This article reports on a non-fatal medication error that involved several neonates (including the newborn twins of actor Dennis Quaid) receiving a concentration of heparin 1000 times higher than intended. The discussion includes current hospital efforts to prevent medication errors and the growing interest in use of bar coding technology. A similar error captured headlines in 2006 when it caused the deaths of three infants.
Vonfremd M, Ibanga I. ABC News.com. July 10, 2008.
Several infants in a neonatal unit at a Texas hospital received overdoses of heparin. Authorities are investigating whether the error contributed to the deaths of two infants.
Legislation/Regulation > Sentinel Event Alerts
Sentinel Event Alert. September 24, 2008;(41):1-4.
Anticoagulant therapies such as heparin and warfarin are considered high-alert medications, due to the high potential for patient harm if used improperly. They have been associated with adverse events in a variety of settings, including in hospitalized patients and outpatients, and ensuring the safety of patients receiving anticoagulants is a National Patient Safety Goal for 2008. This sentinel event alert issued by the Joint Commission discusses the root causes of anticoagulant-associated patient harm and recommends strategies for reducing errors, including implementation of a pharmacist-led anticoagulation service. Sentinel event alerts are intended to promote rapid implementation of patient safety strategies, and adherence to these recommendations is assessed on site visits by the Joint Commission.

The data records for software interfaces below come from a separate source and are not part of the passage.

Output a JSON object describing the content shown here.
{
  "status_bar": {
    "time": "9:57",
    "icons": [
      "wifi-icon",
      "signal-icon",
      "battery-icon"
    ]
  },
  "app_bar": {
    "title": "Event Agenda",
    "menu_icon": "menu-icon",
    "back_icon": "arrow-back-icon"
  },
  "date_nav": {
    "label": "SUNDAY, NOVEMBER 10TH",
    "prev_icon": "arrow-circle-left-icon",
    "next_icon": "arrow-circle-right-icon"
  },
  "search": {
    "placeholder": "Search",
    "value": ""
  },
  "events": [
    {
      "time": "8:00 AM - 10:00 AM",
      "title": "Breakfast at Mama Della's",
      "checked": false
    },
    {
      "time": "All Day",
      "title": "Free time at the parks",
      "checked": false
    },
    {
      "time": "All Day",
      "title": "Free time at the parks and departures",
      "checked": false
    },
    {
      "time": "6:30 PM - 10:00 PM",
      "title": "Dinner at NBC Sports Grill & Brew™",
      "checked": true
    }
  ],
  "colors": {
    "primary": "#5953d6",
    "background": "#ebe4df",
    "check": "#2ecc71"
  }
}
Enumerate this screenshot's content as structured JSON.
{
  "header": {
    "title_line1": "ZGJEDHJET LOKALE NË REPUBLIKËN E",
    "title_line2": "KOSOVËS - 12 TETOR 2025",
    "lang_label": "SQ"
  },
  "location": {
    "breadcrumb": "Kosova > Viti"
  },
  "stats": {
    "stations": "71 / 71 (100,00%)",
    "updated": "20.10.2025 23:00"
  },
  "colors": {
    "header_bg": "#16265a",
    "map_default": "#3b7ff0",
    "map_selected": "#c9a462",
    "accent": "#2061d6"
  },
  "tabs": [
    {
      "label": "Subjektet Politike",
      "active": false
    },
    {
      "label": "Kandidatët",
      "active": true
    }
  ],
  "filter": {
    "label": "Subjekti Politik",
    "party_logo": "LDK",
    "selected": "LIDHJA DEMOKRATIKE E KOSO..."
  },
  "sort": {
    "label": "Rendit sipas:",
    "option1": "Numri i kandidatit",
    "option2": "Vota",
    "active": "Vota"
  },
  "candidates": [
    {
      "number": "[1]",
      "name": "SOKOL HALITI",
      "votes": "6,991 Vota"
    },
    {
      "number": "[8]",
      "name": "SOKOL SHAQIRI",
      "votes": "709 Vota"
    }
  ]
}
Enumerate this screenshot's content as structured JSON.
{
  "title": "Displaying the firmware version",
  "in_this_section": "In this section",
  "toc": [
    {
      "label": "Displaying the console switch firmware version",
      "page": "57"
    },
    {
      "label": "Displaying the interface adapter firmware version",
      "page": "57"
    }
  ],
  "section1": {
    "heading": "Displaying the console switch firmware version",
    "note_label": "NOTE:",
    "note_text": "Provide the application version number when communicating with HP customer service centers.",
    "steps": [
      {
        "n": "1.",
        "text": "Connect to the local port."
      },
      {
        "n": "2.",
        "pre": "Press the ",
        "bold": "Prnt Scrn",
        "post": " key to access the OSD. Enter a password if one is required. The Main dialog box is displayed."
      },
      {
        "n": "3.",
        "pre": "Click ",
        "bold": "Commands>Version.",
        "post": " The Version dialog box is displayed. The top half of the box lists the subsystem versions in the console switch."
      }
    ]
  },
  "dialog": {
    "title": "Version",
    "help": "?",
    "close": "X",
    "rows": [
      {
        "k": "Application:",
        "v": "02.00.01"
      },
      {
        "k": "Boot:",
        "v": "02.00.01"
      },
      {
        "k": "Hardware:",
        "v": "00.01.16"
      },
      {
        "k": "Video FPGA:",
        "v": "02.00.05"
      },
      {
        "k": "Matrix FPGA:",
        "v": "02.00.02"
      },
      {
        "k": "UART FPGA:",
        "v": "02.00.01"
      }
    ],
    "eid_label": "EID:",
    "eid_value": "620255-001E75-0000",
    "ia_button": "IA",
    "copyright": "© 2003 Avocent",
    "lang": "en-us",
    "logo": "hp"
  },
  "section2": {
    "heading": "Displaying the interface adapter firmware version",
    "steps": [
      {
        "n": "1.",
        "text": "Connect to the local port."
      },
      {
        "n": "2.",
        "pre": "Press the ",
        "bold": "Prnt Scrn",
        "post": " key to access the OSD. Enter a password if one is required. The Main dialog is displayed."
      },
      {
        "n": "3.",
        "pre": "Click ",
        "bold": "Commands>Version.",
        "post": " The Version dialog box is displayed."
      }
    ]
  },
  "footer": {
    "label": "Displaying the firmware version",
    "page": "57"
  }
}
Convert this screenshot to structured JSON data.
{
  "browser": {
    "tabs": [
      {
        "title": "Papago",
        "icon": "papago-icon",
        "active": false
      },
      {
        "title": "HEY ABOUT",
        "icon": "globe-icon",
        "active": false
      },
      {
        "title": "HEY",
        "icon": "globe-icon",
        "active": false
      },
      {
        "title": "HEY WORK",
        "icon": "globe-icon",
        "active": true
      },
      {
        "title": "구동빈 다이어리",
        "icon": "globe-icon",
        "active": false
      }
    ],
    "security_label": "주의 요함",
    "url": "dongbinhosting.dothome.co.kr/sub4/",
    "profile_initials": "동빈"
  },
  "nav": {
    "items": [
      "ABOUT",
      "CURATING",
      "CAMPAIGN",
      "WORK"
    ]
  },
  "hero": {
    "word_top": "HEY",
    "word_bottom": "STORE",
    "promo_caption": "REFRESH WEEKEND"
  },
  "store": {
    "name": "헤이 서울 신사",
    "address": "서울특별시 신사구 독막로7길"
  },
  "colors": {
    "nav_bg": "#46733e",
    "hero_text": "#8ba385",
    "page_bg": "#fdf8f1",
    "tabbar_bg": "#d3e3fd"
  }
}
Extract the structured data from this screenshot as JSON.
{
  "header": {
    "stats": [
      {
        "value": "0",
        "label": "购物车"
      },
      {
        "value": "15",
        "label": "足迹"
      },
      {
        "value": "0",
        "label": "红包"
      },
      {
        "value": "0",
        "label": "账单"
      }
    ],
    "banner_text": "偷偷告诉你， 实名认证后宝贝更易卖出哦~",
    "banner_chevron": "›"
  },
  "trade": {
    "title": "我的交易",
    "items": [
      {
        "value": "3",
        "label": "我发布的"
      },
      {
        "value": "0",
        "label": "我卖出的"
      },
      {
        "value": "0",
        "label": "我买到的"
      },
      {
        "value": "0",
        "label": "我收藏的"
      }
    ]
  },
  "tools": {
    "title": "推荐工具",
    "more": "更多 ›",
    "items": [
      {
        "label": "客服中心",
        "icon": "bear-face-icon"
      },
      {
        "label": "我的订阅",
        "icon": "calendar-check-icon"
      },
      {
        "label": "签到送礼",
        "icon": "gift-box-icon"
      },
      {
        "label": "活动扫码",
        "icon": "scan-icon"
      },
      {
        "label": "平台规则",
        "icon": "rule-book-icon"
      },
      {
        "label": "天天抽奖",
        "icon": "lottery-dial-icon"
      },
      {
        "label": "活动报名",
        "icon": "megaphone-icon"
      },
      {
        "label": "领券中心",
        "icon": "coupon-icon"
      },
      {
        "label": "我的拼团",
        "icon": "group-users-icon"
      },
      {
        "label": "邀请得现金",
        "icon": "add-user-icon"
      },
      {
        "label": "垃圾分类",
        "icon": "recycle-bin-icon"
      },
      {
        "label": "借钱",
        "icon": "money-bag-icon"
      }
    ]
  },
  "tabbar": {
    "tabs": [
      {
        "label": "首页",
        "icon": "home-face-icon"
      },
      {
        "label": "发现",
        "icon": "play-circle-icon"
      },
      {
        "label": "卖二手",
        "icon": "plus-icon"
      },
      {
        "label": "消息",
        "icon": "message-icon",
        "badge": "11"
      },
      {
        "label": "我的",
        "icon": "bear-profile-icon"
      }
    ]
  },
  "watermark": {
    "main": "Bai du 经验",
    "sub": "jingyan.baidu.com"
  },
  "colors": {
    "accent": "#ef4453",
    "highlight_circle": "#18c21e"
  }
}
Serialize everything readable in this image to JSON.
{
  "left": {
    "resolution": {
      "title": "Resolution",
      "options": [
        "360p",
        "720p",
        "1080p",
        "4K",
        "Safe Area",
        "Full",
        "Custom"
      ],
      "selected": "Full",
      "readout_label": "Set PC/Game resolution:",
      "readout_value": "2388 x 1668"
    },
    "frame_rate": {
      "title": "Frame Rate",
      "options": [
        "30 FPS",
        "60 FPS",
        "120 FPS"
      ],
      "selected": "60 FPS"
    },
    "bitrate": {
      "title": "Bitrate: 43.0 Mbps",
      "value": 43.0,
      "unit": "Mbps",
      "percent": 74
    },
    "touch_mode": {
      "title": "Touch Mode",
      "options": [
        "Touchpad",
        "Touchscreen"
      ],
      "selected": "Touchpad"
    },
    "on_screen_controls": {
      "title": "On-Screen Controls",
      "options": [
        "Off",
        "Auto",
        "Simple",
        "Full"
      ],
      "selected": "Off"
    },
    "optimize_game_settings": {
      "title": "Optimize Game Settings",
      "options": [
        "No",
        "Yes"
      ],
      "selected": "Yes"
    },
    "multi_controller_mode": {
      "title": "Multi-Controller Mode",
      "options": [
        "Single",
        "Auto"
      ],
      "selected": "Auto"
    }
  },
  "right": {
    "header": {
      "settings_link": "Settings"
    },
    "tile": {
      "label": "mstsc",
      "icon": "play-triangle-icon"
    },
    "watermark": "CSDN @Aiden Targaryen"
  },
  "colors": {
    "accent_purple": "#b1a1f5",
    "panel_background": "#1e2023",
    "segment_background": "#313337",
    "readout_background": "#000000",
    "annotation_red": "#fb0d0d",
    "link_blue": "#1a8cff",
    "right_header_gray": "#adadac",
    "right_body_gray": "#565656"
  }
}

Daner WE, Gosselin RC, Raschke R, Vanderveen T. Patient Saf Qual Healthcare. January/February 2009;6:20-25.
This article explains safety challenges commonly associated with heparin, a high-alert medication, and outlines how hospitals and clinicians can prevent these errors.
Grant M. AARP The Magazine. September/October 2010;53:48-51,90-91.
Journal Article > Study
Medication-error alerts for warfarin orders detected by a bar-code-assisted medication administration system.
Fitzhenry F, Doran J, Lobo B, et al. Am J Health Syst Pharm. 2011;68:434-441.
The vast majority of warnings about warfarin (a commonly prescribed anticoagulant) generated by a bar-code medication administration system were clinically insignificant.